You might forgive them for thinking that they didn’t know what they’re doing, but Thorpe, Lemos and Mike Diblasi don’t have that excuse. They did it last year, too. 

“We’re always trying to do stupid stuff,” explained Lemos.

In late 2020, after a year of canceled road races, Lemos and Mike Diblasi began planning their own ultramarathon in Beacon, something low-key and unofficial. Lemos suggested a 100-mile race on the mountain, but the logistics of plotting a course seemed nightmarish. Then, after a few beers, everything came into focus. 

How about a 24-hour race, up and down? It would be a minified version of “Everesting,” a term applied to any endurance event with at least 29,032 feet of vertical gain. The math was not hard: The distance from the parking lot garbage cans to the casino ruins and back was 2 miles, with 1,000 feet of vertical gain.

Thorpe, once he heard about the plan, was intrigued. “You get to climb the tallest mountain in the world but without all the other stuff that usually comes with it, like equipment and cerebral edema,” he said.

The three men had all run long, tough events but weren’t sure they could conquer Mount Beacon. “Going up and down that mountain puts such a crazy beating on you,” said Lemos. 

But they persisted, and on Jan. 8, 2021, inaugurated The Great Beacon 24 Hour Everest 100 Endurance Challenge. It rained all night but each man completed at least 30 laps. Their sense of accomplishment was high. Their enthusiasm was low. 

“We were wondering what would happen, and now we saw what happened, and it was stupid,” said Lemos, whose knees “checked out” with several hours left. “We said: ‘Never again.’ ” 

That judgment didn’t last the year. In October, Rae Baresel, who is Lemos’ girlfriend, told him that she, too, wanted to run up and down Mount Beacon for 24 hours. “You don’t have to twist my arm to go through with a terrible idea,” he said. He contacted Thorne and Diblasi, who immediately agreed. “It was like they were just waiting for my text,” said Lemos.

That was how, joined by Mike Diblasi’s brother, Steven, who traveled from Alabama, the five athletes completed The Second Great Beacon 24 Hour Everest 100 Endurance Challenge. Thankfully, it did not rain. However, the route was covered in ice and the subzero temperatures made mundane tasks such as changing socks excruciating. 

Surely, however, much was gained from the experience.

“I don’t know that I gained that much,” said Lemos, who managed to go about half a lap farther than in 2021. “Other than gratitude for having friends who are willing to be stupid with me.”

Will there be a Third Great Beacon 24 Hour Everest 100 Endurance Challenge? Thorpe said Lemos told him during their laps, in language as precise as it was unprintable, that they were never, ever doing it again.

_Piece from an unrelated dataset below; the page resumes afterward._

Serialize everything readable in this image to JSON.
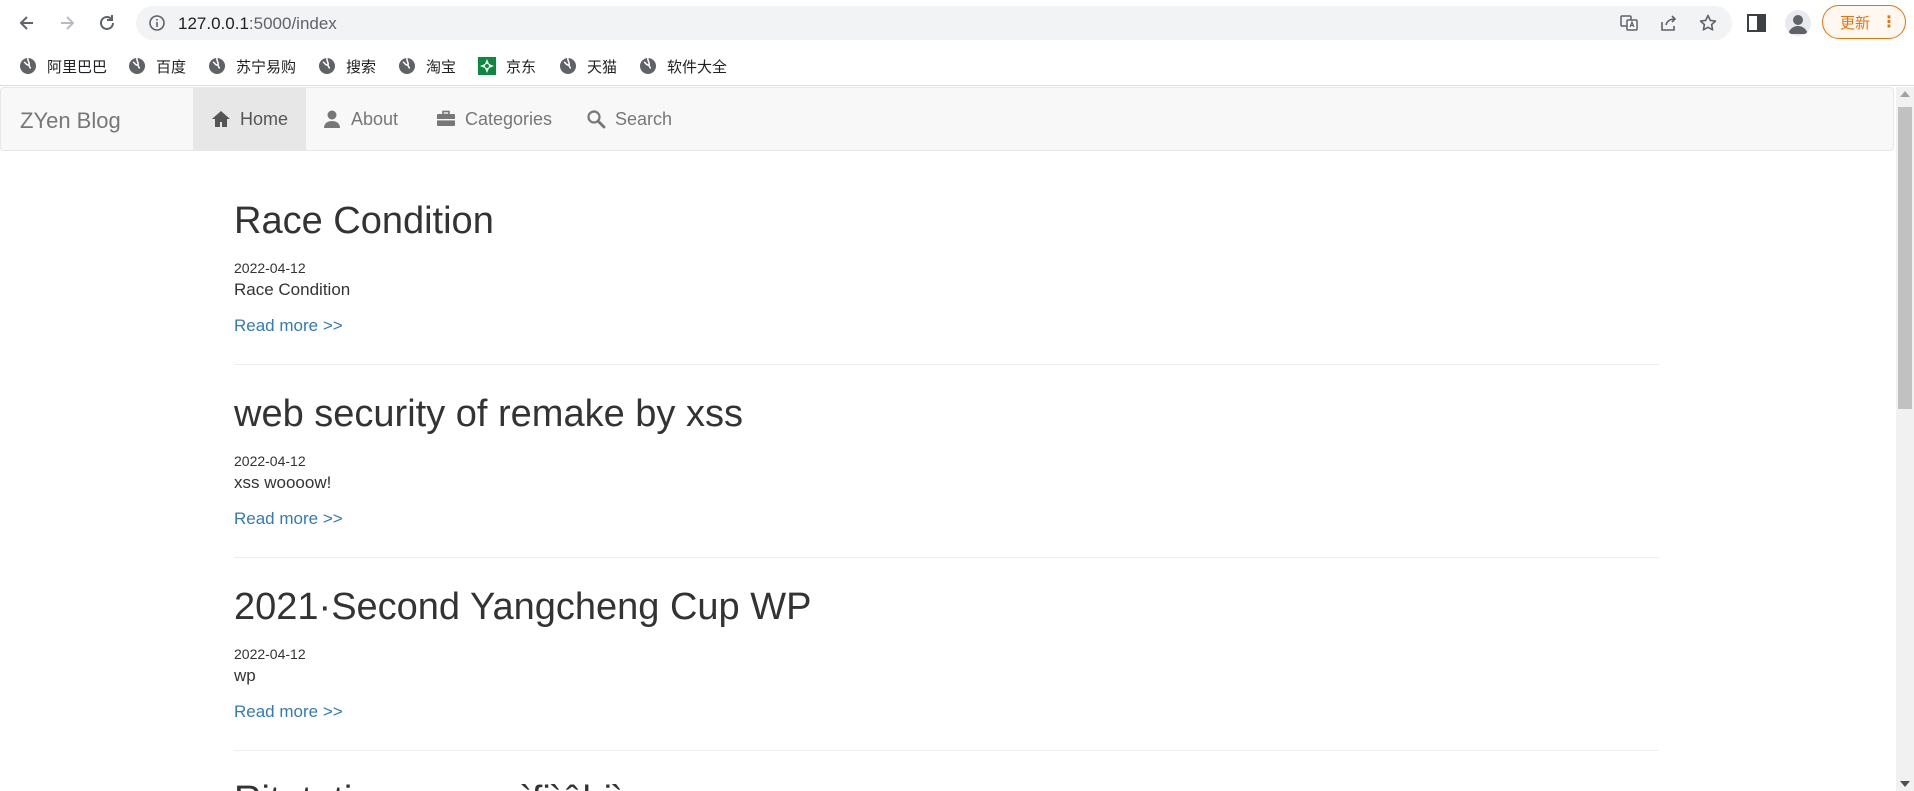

“But you should never take an ultrarunner at their word during an event,” noted Thorpe.

Sure enough, last week Lemos said that since they’ve done the challenge two years straight, and always on the second weekend in January, they may as well make it an annual event. 

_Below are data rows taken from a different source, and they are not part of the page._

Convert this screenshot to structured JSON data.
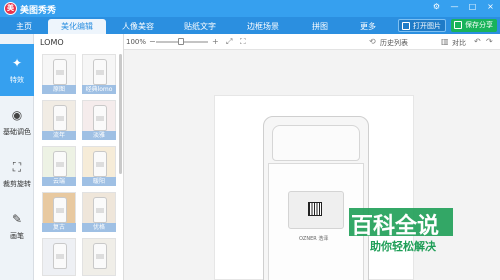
{
  "app": {
    "logo_char": "美",
    "title": "美图秀秀"
  },
  "window_controls": [
    "⚙",
    "—",
    "□",
    "×"
  ],
  "nav": {
    "tabs": [
      "主页",
      "美化编辑",
      "人像美容",
      "贴纸文字",
      "边框场景",
      "拼图",
      "更多"
    ],
    "active_index": 1,
    "open_label": "打开图片",
    "save_label": "保存分享"
  },
  "tools": [
    {
      "label": "特效",
      "icon": "magic-wand-icon",
      "glyph": "✦",
      "active": true
    },
    {
      "label": "基础调色",
      "icon": "palette-icon",
      "glyph": "◉",
      "active": false
    },
    {
      "label": "裁剪旋转",
      "icon": "crop-icon",
      "glyph": "⛶",
      "active": false
    },
    {
      "label": "画笔",
      "icon": "brush-icon",
      "glyph": "✎",
      "active": false
    }
  ],
  "panel": {
    "category": "LOMO",
    "effects": [
      "原图",
      "经典lomo",
      "流年",
      "淡雅",
      "云端",
      "暖阳",
      "复古",
      "优格",
      "",
      ""
    ]
  },
  "toolbar": {
    "zoom": "100%",
    "history": "历史列表",
    "compare": "对比"
  },
  "photo": {
    "brand_text": "OZNER 浩泽"
  },
  "watermark": {
    "main": "百科全说",
    "sub": "助你轻松解决"
  },
  "colors": {
    "titlebar": "#36a0ef",
    "navbar": "#2b8fe0",
    "save": "#19b35a",
    "active_tool": "#36a0ef"
  }
}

Thorpe is already preparing. “I may plan a trip to South America for the month of January so I have an excuse not to do it,” he said.

3 thoughts on “Out There: Summiting Everest (in Beacon)

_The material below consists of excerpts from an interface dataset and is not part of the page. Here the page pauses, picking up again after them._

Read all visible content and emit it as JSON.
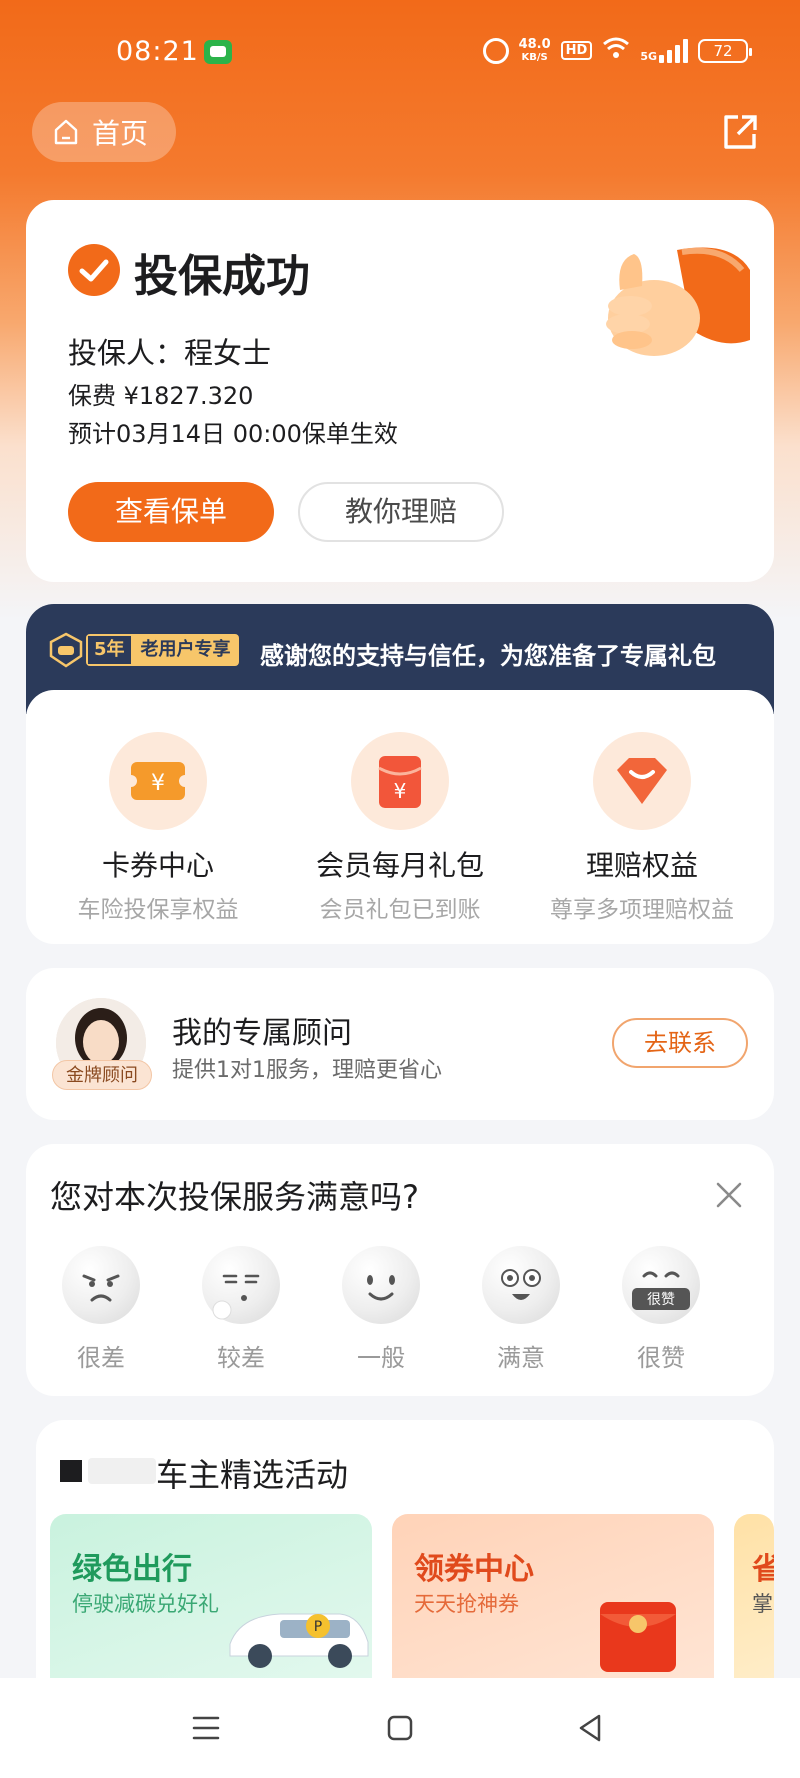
{
  "status_bar": {
    "time": "08:21",
    "net_speed_value": "48.0",
    "net_speed_unit": "KB/S",
    "hd": "HD",
    "network": "5G",
    "battery": "72"
  },
  "header": {
    "home_label": "首页"
  },
  "success": {
    "title": "投保成功",
    "insured": "投保人：程女士",
    "premium": "保费 ¥1827.320",
    "effective": "预计03月14日 00:00保单生效",
    "view_policy": "查看保单",
    "claim_guide": "教你理赔"
  },
  "benefits_banner": {
    "years": "5年",
    "tag": "老用户专享",
    "text": "感谢您的支持与信任，为您准备了专属礼包"
  },
  "benefits": [
    {
      "title": "卡券中心",
      "subtitle": "车险投保享权益",
      "icon": "ticket-icon"
    },
    {
      "title": "会员每月礼包",
      "subtitle": "会员礼包已到账",
      "icon": "red-packet-icon"
    },
    {
      "title": "理赔权益",
      "subtitle": "尊享多项理赔权益",
      "icon": "diamond-icon"
    }
  ],
  "advisor": {
    "badge": "金牌顾问",
    "title": "我的专属顾问",
    "subtitle": "提供1对1服务，理赔更省心",
    "contact": "去联系"
  },
  "survey": {
    "title": "您对本次投保服务满意吗?",
    "options": [
      {
        "label": "很差"
      },
      {
        "label": "较差"
      },
      {
        "label": "一般"
      },
      {
        "label": "满意"
      },
      {
        "label": "很赞",
        "badge": "很赞"
      }
    ]
  },
  "activities": {
    "title": "车主精选活动",
    "tiles": [
      {
        "title": "绿色出行",
        "subtitle": "停驶减碳兑好礼"
      },
      {
        "title": "领券中心",
        "subtitle": "天天抢神券"
      },
      {
        "title": "省",
        "subtitle": "掌"
      }
    ]
  },
  "colors": {
    "brand_orange": "#f26a19",
    "banner_navy": "#2b3a5a"
  }
}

  1. Kudos to those maniacs who ran up and down Mount Beacon over 24 hours in subzero temperatures. As someone whose pandemic-induced stir-craziness led me to run 40 miles in Fahnestock State Park on my 40th birthday, I get the appeal of this objectively unappealing objective. I also loved the sly humor the writer brought to the story. [via Facebook]